DATA EXTRACTS -
=== Section Start ===

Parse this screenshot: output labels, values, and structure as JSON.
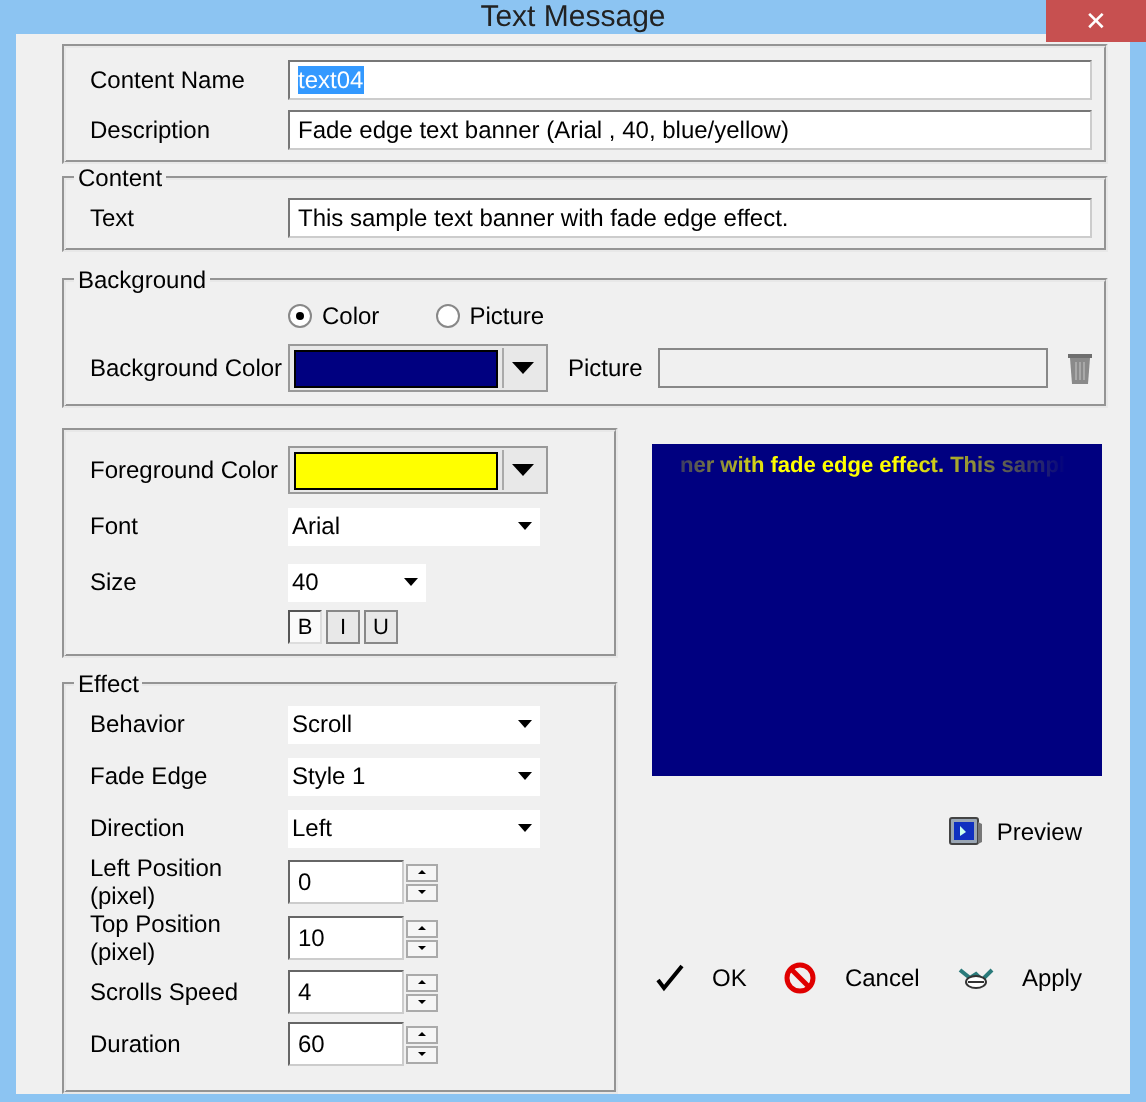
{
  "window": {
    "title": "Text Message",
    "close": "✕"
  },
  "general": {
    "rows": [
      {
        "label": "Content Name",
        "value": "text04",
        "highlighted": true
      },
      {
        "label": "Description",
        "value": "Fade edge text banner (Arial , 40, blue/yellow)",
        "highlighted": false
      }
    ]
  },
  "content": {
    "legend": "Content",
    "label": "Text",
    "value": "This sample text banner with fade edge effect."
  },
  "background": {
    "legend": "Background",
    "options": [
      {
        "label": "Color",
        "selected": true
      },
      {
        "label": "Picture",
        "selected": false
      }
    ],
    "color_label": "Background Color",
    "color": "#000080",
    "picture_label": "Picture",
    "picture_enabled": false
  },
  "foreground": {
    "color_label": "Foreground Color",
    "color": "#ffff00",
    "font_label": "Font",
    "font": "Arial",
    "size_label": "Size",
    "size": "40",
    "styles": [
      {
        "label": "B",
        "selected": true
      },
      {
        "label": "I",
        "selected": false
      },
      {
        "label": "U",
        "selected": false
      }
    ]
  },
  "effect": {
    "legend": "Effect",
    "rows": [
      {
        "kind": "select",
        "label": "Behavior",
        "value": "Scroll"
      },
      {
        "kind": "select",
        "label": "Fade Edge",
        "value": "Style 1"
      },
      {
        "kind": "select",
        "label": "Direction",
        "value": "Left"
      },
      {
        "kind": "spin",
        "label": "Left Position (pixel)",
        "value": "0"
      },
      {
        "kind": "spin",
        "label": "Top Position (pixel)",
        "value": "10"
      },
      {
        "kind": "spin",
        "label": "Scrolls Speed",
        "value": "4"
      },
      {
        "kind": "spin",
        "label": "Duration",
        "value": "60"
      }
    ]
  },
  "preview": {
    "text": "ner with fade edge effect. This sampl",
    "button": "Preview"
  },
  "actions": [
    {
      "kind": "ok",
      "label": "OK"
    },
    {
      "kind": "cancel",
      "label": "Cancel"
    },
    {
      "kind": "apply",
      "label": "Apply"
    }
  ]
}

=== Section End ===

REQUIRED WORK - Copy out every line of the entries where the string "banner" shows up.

YOUR SOLUTION -
        "value": "Fade edge text banner (Arial , 40, blue/yellow)",
    "value": "This sample text banner with fade edge effect."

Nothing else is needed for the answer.